It was about the third story in the newcast one evening this past week, a few pages into most newspapers, and this Sunday it was below the line in the “Week in Review” in the New York Times. The story read that the assumption that each American generation would outlive the preceeding may not be true for all Americans. Since 1933 the average American lived to 61 years. In 2005 the average age had climbed to 78 years. A remarkable gain (only 42nd in the world though), but this seemingly ever increasing trend may have stopped and even reversed for some. Yes, rising obesity rates, smoking, sedentary lifestyles, and pollution have slowed life spans, but it was thought that cardiac advances, medical miracles, better food supplies, and the ever advancing human condition outweighed our bad habits. But what the report out of Harvard, and published in PLoS Medicine, shows is that there is an increasing lifespan disparity between the poor and the rich despite our bad habits. The “least deprived” don’t see this dying young trend, but the “most deprived” do. This gap has always been present. Wealth is a known indicator – along with education – for improved health, but the gap between the two groups has been growing. Since 1983 the gap has grown by 3.3 years in women and 5.4 years in men. In large swaths of the country the life span is shrinking. The concentration of this trend is located in the deep south, Appalachia, and around the southern Mississippi River. The map says it all and it is disturbing. As the New York Times points out – these findings give creedence to John Edwards stump speech, “Two Americas.” The second America can now expect to live shorter lives than their parents.

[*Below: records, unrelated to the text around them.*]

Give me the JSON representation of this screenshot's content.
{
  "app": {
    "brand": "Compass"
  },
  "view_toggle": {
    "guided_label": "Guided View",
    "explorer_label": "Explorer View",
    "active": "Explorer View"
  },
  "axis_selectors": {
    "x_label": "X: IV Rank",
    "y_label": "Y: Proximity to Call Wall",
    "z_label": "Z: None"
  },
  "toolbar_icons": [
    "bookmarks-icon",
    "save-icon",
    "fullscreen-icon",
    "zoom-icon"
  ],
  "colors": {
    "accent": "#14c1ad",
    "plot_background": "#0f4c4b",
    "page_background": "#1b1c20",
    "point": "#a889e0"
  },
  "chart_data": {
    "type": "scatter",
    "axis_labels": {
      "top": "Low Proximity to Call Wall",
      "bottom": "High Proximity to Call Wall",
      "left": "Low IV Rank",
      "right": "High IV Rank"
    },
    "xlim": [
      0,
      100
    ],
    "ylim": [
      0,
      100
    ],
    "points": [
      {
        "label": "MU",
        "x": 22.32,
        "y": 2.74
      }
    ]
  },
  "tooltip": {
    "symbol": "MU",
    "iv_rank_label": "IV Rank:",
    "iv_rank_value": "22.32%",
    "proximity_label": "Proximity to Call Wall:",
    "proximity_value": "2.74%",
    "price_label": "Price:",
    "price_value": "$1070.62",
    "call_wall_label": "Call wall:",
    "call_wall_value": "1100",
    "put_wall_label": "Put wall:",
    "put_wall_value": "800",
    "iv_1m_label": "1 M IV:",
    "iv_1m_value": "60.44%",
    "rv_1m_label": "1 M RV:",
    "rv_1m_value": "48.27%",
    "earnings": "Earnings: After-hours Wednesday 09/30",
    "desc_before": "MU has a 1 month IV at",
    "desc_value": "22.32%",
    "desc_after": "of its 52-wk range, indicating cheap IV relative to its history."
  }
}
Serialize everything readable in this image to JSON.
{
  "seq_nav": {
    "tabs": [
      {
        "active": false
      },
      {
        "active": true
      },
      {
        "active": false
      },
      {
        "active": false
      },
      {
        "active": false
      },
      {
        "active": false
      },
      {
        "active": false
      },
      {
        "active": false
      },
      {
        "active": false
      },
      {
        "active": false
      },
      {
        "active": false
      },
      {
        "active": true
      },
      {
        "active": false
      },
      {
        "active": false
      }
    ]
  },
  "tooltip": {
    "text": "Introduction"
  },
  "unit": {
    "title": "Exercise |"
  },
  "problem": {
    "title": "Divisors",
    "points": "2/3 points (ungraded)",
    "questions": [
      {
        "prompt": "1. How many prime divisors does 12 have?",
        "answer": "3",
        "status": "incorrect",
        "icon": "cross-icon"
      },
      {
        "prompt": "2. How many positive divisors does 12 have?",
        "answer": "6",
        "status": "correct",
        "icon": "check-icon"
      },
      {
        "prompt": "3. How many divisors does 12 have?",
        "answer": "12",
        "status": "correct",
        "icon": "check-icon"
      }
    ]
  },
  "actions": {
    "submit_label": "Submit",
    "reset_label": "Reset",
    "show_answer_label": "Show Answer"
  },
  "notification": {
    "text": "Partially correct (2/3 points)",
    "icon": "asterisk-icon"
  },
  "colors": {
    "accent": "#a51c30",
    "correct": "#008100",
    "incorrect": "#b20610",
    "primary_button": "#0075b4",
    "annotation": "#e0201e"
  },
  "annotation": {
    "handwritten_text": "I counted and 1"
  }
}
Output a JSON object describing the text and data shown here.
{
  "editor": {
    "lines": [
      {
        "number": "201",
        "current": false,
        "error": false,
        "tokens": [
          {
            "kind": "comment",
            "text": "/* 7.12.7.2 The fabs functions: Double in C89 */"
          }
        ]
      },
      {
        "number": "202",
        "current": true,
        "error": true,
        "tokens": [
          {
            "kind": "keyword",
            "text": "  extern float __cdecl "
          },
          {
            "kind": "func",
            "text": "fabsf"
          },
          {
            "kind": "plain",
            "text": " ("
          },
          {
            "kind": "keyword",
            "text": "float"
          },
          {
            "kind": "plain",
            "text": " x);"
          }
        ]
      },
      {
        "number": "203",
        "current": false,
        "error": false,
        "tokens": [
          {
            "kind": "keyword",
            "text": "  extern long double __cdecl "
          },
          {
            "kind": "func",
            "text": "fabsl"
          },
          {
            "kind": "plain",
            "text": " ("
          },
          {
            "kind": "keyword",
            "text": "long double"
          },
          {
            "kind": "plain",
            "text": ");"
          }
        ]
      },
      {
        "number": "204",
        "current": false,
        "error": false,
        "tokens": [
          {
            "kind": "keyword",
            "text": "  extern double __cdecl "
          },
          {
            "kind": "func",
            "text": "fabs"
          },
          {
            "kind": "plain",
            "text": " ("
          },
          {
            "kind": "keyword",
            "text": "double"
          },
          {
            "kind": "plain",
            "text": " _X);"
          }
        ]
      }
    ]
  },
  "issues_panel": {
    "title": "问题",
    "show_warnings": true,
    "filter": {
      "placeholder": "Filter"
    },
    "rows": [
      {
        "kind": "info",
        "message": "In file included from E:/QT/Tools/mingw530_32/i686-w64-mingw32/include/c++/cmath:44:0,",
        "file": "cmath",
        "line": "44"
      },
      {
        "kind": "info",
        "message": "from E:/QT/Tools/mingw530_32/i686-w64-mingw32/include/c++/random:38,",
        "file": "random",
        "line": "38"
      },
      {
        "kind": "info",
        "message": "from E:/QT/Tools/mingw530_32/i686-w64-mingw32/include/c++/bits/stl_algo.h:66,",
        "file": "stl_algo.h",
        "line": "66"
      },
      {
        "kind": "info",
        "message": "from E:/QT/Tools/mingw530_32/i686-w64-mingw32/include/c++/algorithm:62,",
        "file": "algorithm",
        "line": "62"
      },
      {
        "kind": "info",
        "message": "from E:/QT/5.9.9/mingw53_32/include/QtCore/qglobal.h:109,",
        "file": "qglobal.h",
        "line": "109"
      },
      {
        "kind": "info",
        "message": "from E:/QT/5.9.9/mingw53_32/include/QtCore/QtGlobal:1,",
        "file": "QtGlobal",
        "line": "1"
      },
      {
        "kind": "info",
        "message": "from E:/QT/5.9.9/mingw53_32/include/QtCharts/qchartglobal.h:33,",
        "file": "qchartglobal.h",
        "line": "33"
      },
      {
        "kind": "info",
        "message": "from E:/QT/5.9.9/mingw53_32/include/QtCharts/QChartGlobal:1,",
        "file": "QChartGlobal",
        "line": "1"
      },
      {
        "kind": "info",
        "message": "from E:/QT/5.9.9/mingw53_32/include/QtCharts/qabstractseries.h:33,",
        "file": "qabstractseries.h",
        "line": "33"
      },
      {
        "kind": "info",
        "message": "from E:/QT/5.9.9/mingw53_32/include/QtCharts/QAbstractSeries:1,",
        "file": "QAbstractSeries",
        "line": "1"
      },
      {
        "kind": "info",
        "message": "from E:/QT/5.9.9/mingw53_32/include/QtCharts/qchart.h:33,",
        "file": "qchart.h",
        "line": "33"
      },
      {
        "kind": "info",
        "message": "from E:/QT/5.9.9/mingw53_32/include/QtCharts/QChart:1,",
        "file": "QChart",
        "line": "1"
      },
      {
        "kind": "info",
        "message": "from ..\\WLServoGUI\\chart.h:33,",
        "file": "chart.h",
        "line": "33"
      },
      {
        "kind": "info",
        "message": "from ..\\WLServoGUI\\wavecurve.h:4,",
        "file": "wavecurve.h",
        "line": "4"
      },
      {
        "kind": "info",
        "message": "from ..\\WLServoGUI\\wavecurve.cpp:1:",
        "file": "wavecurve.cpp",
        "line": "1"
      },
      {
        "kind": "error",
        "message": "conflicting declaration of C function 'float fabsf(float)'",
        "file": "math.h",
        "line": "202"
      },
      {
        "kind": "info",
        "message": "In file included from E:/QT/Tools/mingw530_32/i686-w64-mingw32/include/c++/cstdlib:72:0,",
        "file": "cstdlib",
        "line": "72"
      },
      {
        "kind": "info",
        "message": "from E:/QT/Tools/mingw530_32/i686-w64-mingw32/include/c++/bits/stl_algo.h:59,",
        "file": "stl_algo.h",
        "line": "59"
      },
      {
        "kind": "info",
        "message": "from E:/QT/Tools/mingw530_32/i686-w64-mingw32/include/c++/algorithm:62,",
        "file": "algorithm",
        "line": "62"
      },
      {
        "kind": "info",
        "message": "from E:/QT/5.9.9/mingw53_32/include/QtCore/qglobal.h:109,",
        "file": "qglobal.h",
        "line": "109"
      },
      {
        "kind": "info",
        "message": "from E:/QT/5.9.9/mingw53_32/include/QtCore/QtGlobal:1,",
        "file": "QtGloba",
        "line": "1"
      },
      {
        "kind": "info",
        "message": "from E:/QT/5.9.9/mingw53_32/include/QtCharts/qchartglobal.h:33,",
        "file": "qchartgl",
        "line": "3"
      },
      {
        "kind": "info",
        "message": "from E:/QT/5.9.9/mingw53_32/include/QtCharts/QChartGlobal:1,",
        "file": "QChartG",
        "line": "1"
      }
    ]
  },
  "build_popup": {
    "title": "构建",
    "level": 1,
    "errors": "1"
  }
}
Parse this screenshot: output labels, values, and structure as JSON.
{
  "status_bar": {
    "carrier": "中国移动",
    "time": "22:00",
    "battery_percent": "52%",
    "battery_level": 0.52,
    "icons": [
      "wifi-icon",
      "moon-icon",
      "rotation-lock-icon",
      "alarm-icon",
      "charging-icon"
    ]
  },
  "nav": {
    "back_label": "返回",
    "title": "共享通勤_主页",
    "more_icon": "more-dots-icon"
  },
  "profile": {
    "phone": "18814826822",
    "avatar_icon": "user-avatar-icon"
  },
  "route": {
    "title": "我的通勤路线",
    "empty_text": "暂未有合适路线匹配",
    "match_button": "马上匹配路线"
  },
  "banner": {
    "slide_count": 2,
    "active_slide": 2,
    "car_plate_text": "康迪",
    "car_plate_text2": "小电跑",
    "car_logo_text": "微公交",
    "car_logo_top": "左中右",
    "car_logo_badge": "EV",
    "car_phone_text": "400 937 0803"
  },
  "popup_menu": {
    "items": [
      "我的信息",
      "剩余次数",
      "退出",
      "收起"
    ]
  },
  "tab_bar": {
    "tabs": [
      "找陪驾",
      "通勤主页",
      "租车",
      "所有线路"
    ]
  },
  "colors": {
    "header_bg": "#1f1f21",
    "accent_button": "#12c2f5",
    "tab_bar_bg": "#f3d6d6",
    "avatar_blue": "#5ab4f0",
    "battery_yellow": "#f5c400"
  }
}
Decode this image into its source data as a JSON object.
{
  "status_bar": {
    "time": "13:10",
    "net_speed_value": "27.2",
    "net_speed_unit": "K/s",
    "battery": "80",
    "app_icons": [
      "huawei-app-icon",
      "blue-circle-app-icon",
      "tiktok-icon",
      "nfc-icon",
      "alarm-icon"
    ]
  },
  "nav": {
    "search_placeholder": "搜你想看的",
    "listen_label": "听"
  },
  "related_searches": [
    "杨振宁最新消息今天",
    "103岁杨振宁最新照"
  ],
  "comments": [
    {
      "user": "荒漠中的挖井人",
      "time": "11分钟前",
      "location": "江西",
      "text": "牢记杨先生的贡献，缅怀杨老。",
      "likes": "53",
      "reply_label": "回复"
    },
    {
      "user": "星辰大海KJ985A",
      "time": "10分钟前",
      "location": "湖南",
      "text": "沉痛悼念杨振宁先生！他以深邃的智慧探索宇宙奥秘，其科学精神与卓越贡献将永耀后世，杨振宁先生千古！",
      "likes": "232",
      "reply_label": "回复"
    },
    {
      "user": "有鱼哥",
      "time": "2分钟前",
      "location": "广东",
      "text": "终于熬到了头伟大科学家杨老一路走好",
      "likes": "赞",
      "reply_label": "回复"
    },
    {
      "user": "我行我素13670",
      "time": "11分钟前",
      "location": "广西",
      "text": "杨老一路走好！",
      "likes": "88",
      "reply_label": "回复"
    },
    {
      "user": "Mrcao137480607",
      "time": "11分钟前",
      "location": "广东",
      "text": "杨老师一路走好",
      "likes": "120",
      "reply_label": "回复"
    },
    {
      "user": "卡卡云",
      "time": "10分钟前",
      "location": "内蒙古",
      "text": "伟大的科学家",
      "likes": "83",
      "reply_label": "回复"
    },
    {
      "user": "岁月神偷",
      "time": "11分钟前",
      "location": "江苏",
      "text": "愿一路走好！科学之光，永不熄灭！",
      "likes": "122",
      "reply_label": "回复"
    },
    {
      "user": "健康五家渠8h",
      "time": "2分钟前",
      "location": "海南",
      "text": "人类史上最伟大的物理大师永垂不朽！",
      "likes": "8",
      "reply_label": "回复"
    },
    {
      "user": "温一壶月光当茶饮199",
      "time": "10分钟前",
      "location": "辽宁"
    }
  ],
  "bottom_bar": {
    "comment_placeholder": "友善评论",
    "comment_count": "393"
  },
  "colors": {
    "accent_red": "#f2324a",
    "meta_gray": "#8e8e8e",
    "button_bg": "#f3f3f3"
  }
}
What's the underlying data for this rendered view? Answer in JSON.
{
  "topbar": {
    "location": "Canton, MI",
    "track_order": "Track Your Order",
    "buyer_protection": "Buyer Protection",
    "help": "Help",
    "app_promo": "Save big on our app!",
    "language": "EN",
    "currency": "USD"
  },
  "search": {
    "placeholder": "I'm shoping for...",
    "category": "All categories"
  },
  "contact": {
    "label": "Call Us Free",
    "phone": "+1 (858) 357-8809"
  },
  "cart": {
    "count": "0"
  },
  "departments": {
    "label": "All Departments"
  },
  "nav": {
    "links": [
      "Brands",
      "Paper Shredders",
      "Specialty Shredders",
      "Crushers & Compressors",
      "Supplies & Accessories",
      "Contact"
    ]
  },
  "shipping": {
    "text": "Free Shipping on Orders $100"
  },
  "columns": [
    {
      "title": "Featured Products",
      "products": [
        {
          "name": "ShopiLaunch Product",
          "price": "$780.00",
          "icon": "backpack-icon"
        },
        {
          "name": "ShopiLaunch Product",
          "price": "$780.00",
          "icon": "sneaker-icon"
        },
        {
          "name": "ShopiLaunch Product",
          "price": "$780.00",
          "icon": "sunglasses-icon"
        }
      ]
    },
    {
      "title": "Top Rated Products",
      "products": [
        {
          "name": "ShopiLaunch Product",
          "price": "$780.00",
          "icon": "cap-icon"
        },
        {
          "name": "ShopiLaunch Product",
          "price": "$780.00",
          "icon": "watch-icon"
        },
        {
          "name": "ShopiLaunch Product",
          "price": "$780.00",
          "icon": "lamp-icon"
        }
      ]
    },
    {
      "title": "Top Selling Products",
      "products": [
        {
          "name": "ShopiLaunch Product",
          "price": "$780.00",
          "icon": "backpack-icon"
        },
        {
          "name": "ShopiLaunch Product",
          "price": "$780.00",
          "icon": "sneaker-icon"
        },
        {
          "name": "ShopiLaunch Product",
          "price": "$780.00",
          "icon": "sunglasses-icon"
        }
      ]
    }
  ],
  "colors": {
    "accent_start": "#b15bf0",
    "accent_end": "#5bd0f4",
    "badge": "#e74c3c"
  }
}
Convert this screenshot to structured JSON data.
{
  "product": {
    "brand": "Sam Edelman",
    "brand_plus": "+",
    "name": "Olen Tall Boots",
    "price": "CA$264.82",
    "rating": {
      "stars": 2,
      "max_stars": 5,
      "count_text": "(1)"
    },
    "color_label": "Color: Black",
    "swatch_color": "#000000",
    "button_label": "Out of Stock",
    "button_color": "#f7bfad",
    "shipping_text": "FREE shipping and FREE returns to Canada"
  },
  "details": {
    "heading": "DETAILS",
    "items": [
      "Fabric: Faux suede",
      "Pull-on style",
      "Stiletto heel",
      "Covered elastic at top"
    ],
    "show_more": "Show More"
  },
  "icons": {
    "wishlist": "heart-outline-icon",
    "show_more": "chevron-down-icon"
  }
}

Two side notes:
The Congressional Budget Office (CBO) backed up much of this research. The CBO pointed out that the social security benefit is becoming less and less progressive as the rich live longer and reap more benefits, while the poor die younger seeing less benefits.
Countries with large wealth discrepancy (large gap between the richest and the poorest), regardless of overall wealth, do worse on almost all measures of health than those countries that have smaller wealth discrepancies. Further, the richest in America are sicker than the richest in more equitable societies. What does this say about or values, priorities, and way of life? I’ll leave that for discussions, but it gives one pause to think that maybe our “survival of the fittest” mentality has its downside.